"Well," David Wright said, "you can look at the hundred home runs he's hit in the last couple of weeks."

Oh yeah. Them. Would the Mets even be playing right now if this man hadn't decided to hit a home run pretty much every night, over an unprecedented six-game stretch of this postseason? We doubt it.

"Without him," Michael Cuddyer said, "we wouldn't be here."

But life sure is lovely when the baseballs are sailing over distant fences and the crowd roars. When the baseballs dribble under gloves and World Series games skip away along with them, though, the band stops playing and the memories turn into nightmares.

And that's where Murphy finds himself today, praying that there will be another shot to fix this. With a big hit. With a long ball. Even with a flash of leather.

Sunday brings another game. And "hopefully, we'll make the plays," he said, "starting with me."

He was the first player to make an error that let in the tying run this late in a World Series game since Manny Ramirez flubbed a Larry Walker fly ball in the eighth inning of Game 1 in 2004. And he was the first infielder to do that since Carlos Baerga couldn't come up with a David Justice ground ball in the eighth inning of Game 3 of the 1997 World Series.

But there was one big difference between Daniel Murphy's error and those two errors. Ramirez and Baerga were lucky. Their teams came back to win both of those games. So those critical mistakes faded to black. And only research projects by knuckleheads like us bring them back to life at times like this.

For the Mets, though, the ninth-inning comeback on this night fell short. The pain of this loss wouldn't fade. And Murphy's E-4 felt like the kind of play that had a chance to live on, not just through the night but through the lore of Mets October heartbreak.

"Daniel Murphy didn't lose us this game," Wright would say later, over and over and over again. "This was a collective team loss. There were dozens of things we could have done better to win this game."

But would anyone remember those things when they had a video playing in their head of that ground ball that hip-hopped under Daniel Murphy's glove? Good luck on that. Memories get selective this time of year. Funny how that works.

"Obviously, this is tough," Cuddyer said. "But I think anybody that's been following us knows how huge he's been for us. And obviously, the country knows how huge he's been for us. So if you have selective memory on Daniel Murphy, shame on you."

But if Murphy's teammates really want the world to forget this moment and remember the good times, words won't do it. Only winning can save them now. And if they're looking for inspiration, how about this:

Before they came along, no team had lost two leads, in the eighth inning or later, in the same World Series since Byung-Hyun Kim started serving up late-night gopherballs for those Arizona Diamondbacks in Yankee Stadium in 2001. But there's a good reason those long balls didn't turn into the signature moment of that World Series. Luis Gonzalez and Mariano Rivera could tell you all about it.
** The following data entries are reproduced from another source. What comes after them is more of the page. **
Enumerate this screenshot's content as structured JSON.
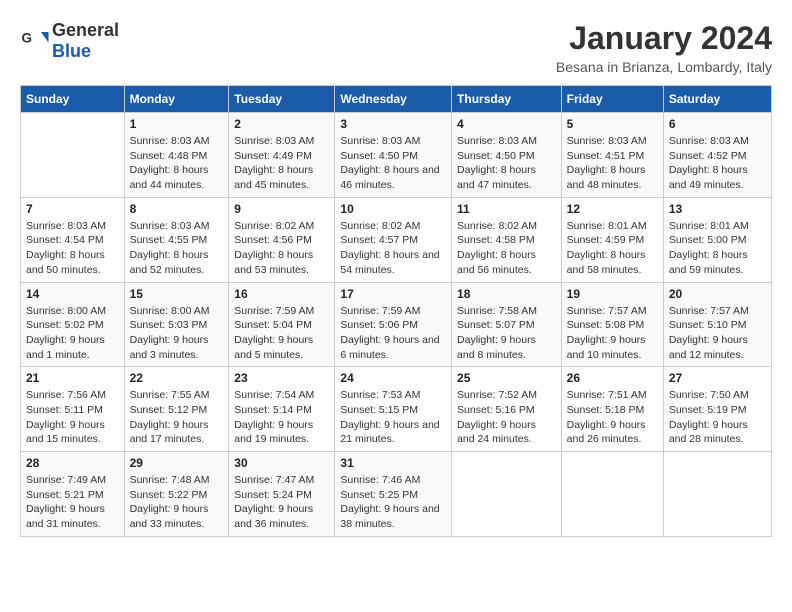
{
  "header": {
    "logo_general": "General",
    "logo_blue": "Blue",
    "title": "January 2024",
    "subtitle": "Besana in Brianza, Lombardy, Italy"
  },
  "days_of_week": [
    "Sunday",
    "Monday",
    "Tuesday",
    "Wednesday",
    "Thursday",
    "Friday",
    "Saturday"
  ],
  "weeks": [
    [
      {
        "day": "",
        "sunrise": "",
        "sunset": "",
        "daylight": ""
      },
      {
        "day": "1",
        "sunrise": "Sunrise: 8:03 AM",
        "sunset": "Sunset: 4:48 PM",
        "daylight": "Daylight: 8 hours and 44 minutes."
      },
      {
        "day": "2",
        "sunrise": "Sunrise: 8:03 AM",
        "sunset": "Sunset: 4:49 PM",
        "daylight": "Daylight: 8 hours and 45 minutes."
      },
      {
        "day": "3",
        "sunrise": "Sunrise: 8:03 AM",
        "sunset": "Sunset: 4:50 PM",
        "daylight": "Daylight: 8 hours and 46 minutes."
      },
      {
        "day": "4",
        "sunrise": "Sunrise: 8:03 AM",
        "sunset": "Sunset: 4:50 PM",
        "daylight": "Daylight: 8 hours and 47 minutes."
      },
      {
        "day": "5",
        "sunrise": "Sunrise: 8:03 AM",
        "sunset": "Sunset: 4:51 PM",
        "daylight": "Daylight: 8 hours and 48 minutes."
      },
      {
        "day": "6",
        "sunrise": "Sunrise: 8:03 AM",
        "sunset": "Sunset: 4:52 PM",
        "daylight": "Daylight: 8 hours and 49 minutes."
      }
    ],
    [
      {
        "day": "7",
        "sunrise": "Sunrise: 8:03 AM",
        "sunset": "Sunset: 4:54 PM",
        "daylight": "Daylight: 8 hours and 50 minutes."
      },
      {
        "day": "8",
        "sunrise": "Sunrise: 8:03 AM",
        "sunset": "Sunset: 4:55 PM",
        "daylight": "Daylight: 8 hours and 52 minutes."
      },
      {
        "day": "9",
        "sunrise": "Sunrise: 8:02 AM",
        "sunset": "Sunset: 4:56 PM",
        "daylight": "Daylight: 8 hours and 53 minutes."
      },
      {
        "day": "10",
        "sunrise": "Sunrise: 8:02 AM",
        "sunset": "Sunset: 4:57 PM",
        "daylight": "Daylight: 8 hours and 54 minutes."
      },
      {
        "day": "11",
        "sunrise": "Sunrise: 8:02 AM",
        "sunset": "Sunset: 4:58 PM",
        "daylight": "Daylight: 8 hours and 56 minutes."
      },
      {
        "day": "12",
        "sunrise": "Sunrise: 8:01 AM",
        "sunset": "Sunset: 4:59 PM",
        "daylight": "Daylight: 8 hours and 58 minutes."
      },
      {
        "day": "13",
        "sunrise": "Sunrise: 8:01 AM",
        "sunset": "Sunset: 5:00 PM",
        "daylight": "Daylight: 8 hours and 59 minutes."
      }
    ],
    [
      {
        "day": "14",
        "sunrise": "Sunrise: 8:00 AM",
        "sunset": "Sunset: 5:02 PM",
        "daylight": "Daylight: 9 hours and 1 minute."
      },
      {
        "day": "15",
        "sunrise": "Sunrise: 8:00 AM",
        "sunset": "Sunset: 5:03 PM",
        "daylight": "Daylight: 9 hours and 3 minutes."
      },
      {
        "day": "16",
        "sunrise": "Sunrise: 7:59 AM",
        "sunset": "Sunset: 5:04 PM",
        "daylight": "Daylight: 9 hours and 5 minutes."
      },
      {
        "day": "17",
        "sunrise": "Sunrise: 7:59 AM",
        "sunset": "Sunset: 5:06 PM",
        "daylight": "Daylight: 9 hours and 6 minutes."
      },
      {
        "day": "18",
        "sunrise": "Sunrise: 7:58 AM",
        "sunset": "Sunset: 5:07 PM",
        "daylight": "Daylight: 9 hours and 8 minutes."
      },
      {
        "day": "19",
        "sunrise": "Sunrise: 7:57 AM",
        "sunset": "Sunset: 5:08 PM",
        "daylight": "Daylight: 9 hours and 10 minutes."
      },
      {
        "day": "20",
        "sunrise": "Sunrise: 7:57 AM",
        "sunset": "Sunset: 5:10 PM",
        "daylight": "Daylight: 9 hours and 12 minutes."
      }
    ],
    [
      {
        "day": "21",
        "sunrise": "Sunrise: 7:56 AM",
        "sunset": "Sunset: 5:11 PM",
        "daylight": "Daylight: 9 hours and 15 minutes."
      },
      {
        "day": "22",
        "sunrise": "Sunrise: 7:55 AM",
        "sunset": "Sunset: 5:12 PM",
        "daylight": "Daylight: 9 hours and 17 minutes."
      },
      {
        "day": "23",
        "sunrise": "Sunrise: 7:54 AM",
        "sunset": "Sunset: 5:14 PM",
        "daylight": "Daylight: 9 hours and 19 minutes."
      },
      {
        "day": "24",
        "sunrise": "Sunrise: 7:53 AM",
        "sunset": "Sunset: 5:15 PM",
        "daylight": "Daylight: 9 hours and 21 minutes."
      },
      {
        "day": "25",
        "sunrise": "Sunrise: 7:52 AM",
        "sunset": "Sunset: 5:16 PM",
        "daylight": "Daylight: 9 hours and 24 minutes."
      },
      {
        "day": "26",
        "sunrise": "Sunrise: 7:51 AM",
        "sunset": "Sunset: 5:18 PM",
        "daylight": "Daylight: 9 hours and 26 minutes."
      },
      {
        "day": "27",
        "sunrise": "Sunrise: 7:50 AM",
        "sunset": "Sunset: 5:19 PM",
        "daylight": "Daylight: 9 hours and 28 minutes."
      }
    ],
    [
      {
        "day": "28",
        "sunrise": "Sunrise: 7:49 AM",
        "sunset": "Sunset: 5:21 PM",
        "daylight": "Daylight: 9 hours and 31 minutes."
      },
      {
        "day": "29",
        "sunrise": "Sunrise: 7:48 AM",
        "sunset": "Sunset: 5:22 PM",
        "daylight": "Daylight: 9 hours and 33 minutes."
      },
      {
        "day": "30",
        "sunrise": "Sunrise: 7:47 AM",
        "sunset": "Sunset: 5:24 PM",
        "daylight": "Daylight: 9 hours and 36 minutes."
      },
      {
        "day": "31",
        "sunrise": "Sunrise: 7:46 AM",
        "sunset": "Sunset: 5:25 PM",
        "daylight": "Daylight: 9 hours and 38 minutes."
      },
      {
        "day": "",
        "sunrise": "",
        "sunset": "",
        "daylight": ""
      },
      {
        "day": "",
        "sunrise": "",
        "sunset": "",
        "daylight": ""
      },
      {
        "day": "",
        "sunrise": "",
        "sunset": "",
        "daylight": ""
      }
    ]
  ]
}
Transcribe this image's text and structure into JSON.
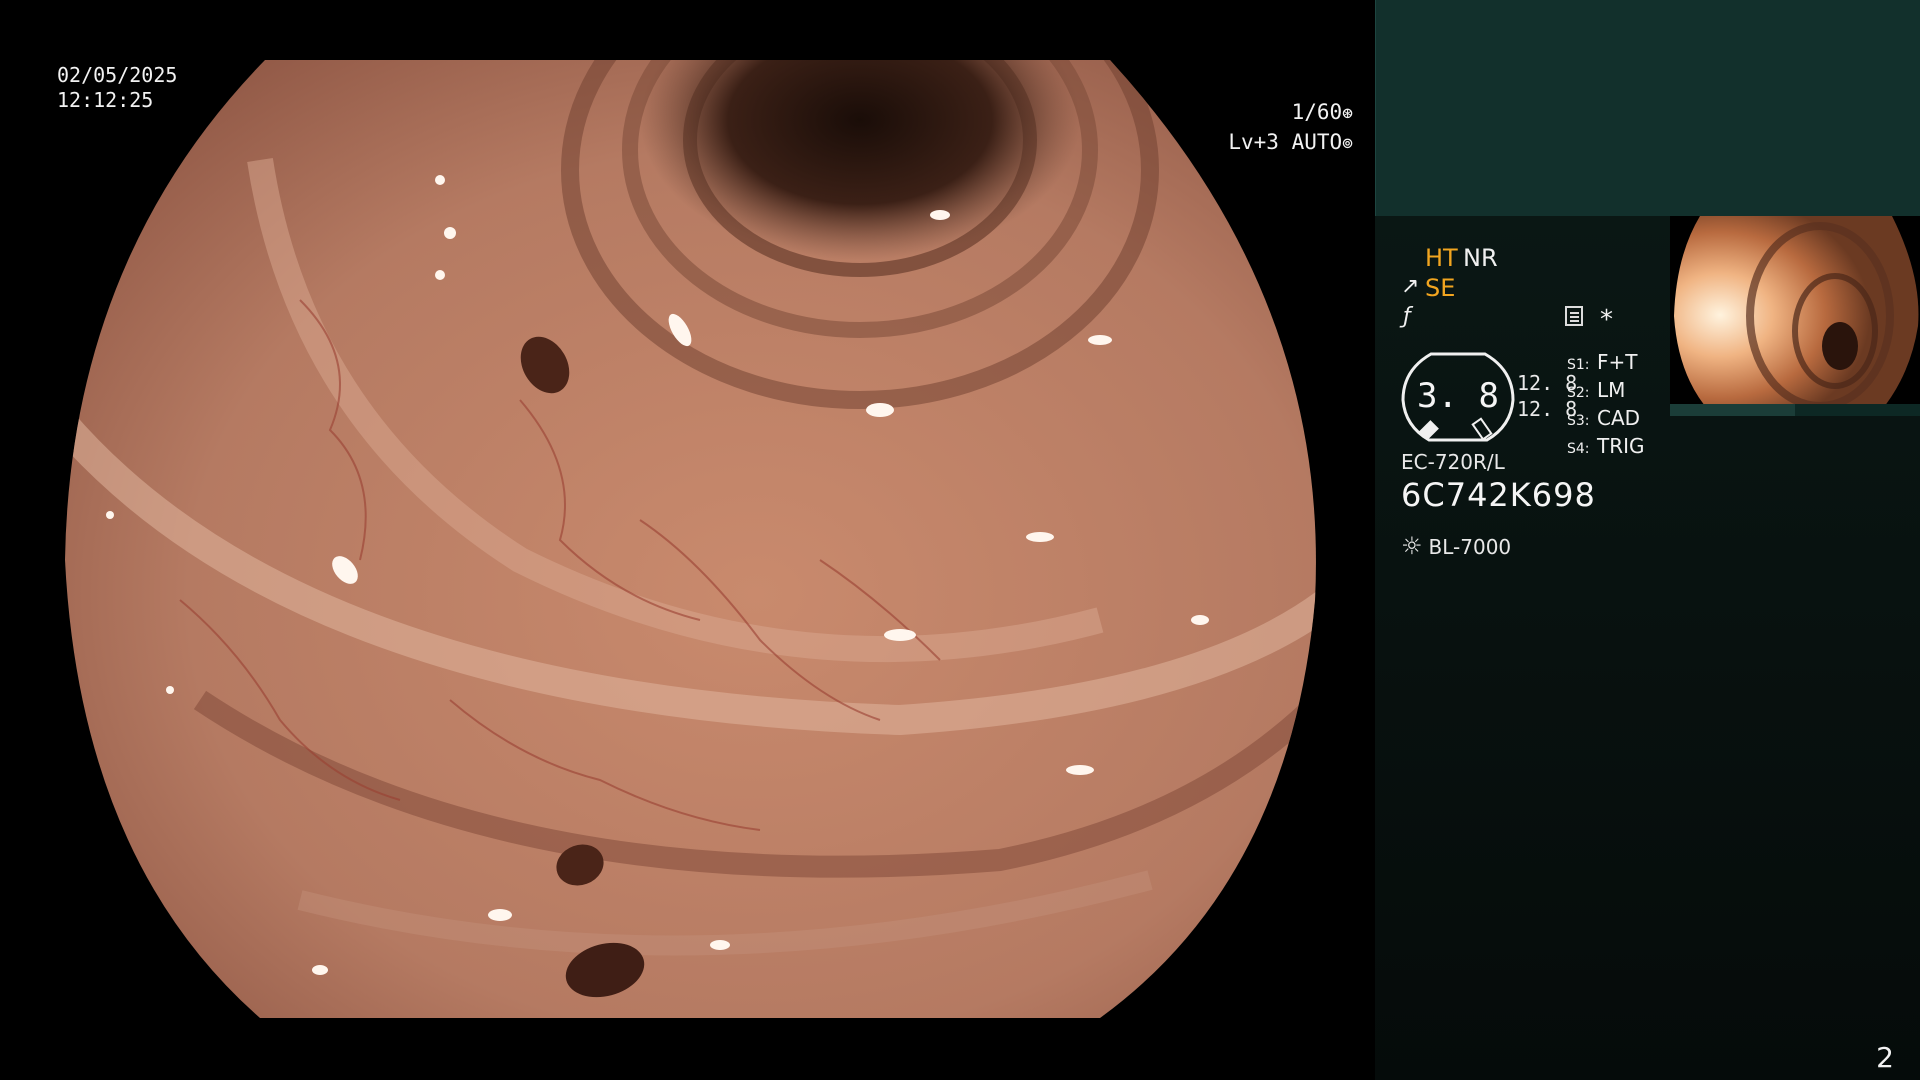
{
  "overlay": {
    "date": "02/05/2025",
    "time": "12:12:25",
    "shutter": "1/60",
    "shutter_icon": "aperture-icon",
    "level": "Lv+3 AUTO",
    "level_icon": "iris-icon"
  },
  "panel": {
    "mode_ht": "HT",
    "mode_nr": "NR",
    "mode_se": "SE",
    "se_icon": "scope-tip-icon",
    "f_icon": "filter-icon",
    "menu_icon": "memo-icon",
    "asterisk": "*",
    "dial_value": "3. 8",
    "reading_1": "12. 8",
    "reading_2": "12. 8",
    "switches": [
      {
        "key": "S1:",
        "value": "F+T"
      },
      {
        "key": "S2:",
        "value": "LM"
      },
      {
        "key": "S3:",
        "value": "CAD"
      },
      {
        "key": "S4:",
        "value": "TRIG"
      }
    ],
    "scope_model": "EC-720R/L",
    "scope_serial": "6C742K698",
    "light_icon": "sun-icon",
    "light_source": "BL-7000"
  },
  "page_number": "2",
  "colors": {
    "accent_amber": "#f2a520",
    "panel_top": "#12302c",
    "panel_bg": "#08110f"
  }
}
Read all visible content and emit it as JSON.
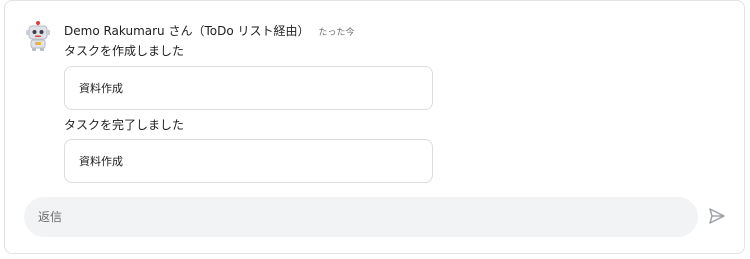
{
  "message": {
    "sender": "Demo Rakumaru さん（ToDo リスト経由）",
    "time": "たった今",
    "events": [
      {
        "text": "タスクを作成しました",
        "task": "資料作成"
      },
      {
        "text": "タスクを完了しました",
        "task": "資料作成"
      }
    ]
  },
  "reply": {
    "placeholder": "返信"
  },
  "icons": {
    "avatar": "robot-avatar-icon",
    "send": "send-icon"
  },
  "colors": {
    "border": "#dadce0",
    "reply_bg": "#f2f3f5",
    "muted": "#6b6b6b"
  }
}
So there's still time for the Mets and their second baseman to figure out a way to do what that team did. There are still more games to play, so there are still three more games they have a chance to win. So there's still a chance folks will remember that once upon a time, Daniel Murphy was playing the role of Reggie Jackson in this production, not William J. Buckner. And then it will be those majestic home runs that will be sailing in the memory banks forever.

"Yeah, hopefully, we'll come back and win this thing," Michael Cuddyer said. "And when the DVD comes out, they can see that."